„The data presented in Bologna show that breaking the CP symmetry rarely occurs in the case of charm mesons” – concludes Prof. Wiślicki. „This is exactly what the theorists expected. Thus, the Standard Model, used to describe elementary particles and their interactions, has once again proved its strength. And this is extremely intriguing because we know for sure that he does not describe reality completely."

Unfortunately, the discrepancy between the amount of matter observed in the universe and the predictions of our cosmological models remains apparent even with the most recent results. Apparently, we still don’t know something very significant about antimatter. More clues to unravel this mystery may be seen in the next stage of particle collisions in the LHC accelerator, which has just begun.

We also recommend information in English:

on the LHCb experiment page –

https: //lhcb-outreach. web. cern. ch/2022/07/13/the-first-evidence-for-cp-v …

in the CERNCOURIER magazine –

https: //cerncourier. com/a/lhcb-digs-deeper-in-cp-violating-charm-decays/


Our matter consists mainly of protons and neutrons bound in atomic nuclei that are surrounded by electrons. Unlike electrons, protons and neutrons are not elementary particles, but extremely dynamic clumps of quark triplets: a proton of two up and one down quarks, a neutron of two down and one up quarks. In the Standard Model describing the structure of matter and its interactions, there are three families of quarks.
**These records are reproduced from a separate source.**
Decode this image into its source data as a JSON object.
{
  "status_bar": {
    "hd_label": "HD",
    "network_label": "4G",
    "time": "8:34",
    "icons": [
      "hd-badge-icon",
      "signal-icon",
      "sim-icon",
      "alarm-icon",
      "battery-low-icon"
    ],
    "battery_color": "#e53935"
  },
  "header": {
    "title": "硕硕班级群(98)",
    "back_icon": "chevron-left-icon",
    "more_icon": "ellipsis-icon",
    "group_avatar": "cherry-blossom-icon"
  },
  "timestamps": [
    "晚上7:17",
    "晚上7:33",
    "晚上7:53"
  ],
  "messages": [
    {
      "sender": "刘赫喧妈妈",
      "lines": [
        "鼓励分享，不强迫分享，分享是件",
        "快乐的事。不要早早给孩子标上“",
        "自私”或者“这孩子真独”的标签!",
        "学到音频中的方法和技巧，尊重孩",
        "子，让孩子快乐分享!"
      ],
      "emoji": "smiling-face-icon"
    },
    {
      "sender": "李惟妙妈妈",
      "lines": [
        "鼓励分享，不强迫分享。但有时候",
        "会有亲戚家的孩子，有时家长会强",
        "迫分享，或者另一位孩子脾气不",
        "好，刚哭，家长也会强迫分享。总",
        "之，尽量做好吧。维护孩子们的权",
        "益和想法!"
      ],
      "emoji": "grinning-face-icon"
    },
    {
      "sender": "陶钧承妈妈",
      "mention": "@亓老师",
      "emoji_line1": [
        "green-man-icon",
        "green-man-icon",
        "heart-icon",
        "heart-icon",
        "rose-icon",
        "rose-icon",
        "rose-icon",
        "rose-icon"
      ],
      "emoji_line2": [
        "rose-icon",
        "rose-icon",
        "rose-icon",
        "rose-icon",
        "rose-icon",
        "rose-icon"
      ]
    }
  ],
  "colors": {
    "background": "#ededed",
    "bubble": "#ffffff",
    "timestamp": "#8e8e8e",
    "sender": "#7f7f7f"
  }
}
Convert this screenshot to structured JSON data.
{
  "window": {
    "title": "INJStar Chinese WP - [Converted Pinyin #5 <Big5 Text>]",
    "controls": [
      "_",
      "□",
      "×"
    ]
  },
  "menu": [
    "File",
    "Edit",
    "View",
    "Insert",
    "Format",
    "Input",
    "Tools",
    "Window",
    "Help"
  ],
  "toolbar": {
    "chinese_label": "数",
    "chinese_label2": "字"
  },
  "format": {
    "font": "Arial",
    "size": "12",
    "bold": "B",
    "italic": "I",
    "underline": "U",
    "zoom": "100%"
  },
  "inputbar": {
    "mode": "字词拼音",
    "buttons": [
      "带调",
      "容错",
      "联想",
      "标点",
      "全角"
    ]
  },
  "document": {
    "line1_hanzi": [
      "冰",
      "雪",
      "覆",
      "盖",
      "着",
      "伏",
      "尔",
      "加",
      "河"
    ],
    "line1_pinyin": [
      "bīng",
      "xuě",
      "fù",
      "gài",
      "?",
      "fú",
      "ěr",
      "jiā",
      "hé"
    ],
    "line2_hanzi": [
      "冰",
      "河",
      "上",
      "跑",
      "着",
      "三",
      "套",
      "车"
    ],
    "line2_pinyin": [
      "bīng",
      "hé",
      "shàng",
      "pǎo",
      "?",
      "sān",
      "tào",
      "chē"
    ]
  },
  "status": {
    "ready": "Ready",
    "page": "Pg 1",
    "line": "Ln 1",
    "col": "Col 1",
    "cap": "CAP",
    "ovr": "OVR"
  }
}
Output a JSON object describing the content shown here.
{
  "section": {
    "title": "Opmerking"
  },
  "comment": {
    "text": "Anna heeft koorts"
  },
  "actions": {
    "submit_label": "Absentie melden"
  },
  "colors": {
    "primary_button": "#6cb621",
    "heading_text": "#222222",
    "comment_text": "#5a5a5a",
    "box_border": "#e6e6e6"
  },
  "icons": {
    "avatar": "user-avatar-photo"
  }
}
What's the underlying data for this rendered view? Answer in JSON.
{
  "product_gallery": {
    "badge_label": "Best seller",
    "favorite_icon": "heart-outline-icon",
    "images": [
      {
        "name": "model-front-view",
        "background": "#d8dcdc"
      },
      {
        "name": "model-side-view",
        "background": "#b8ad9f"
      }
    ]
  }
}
In order of increasing masses, they are: upper and lower, strange and alluring, and beautiful and real. The electrons together with their associated electron neutrinos form one of the three families of leptons. The muons and muon neutrinos are more massive, the most massive – tau and tau neutrinos. All matter particles have antimatter counterparts in the Standard Model.

Grafika pokazująca w sposób artystyczny symetrię CP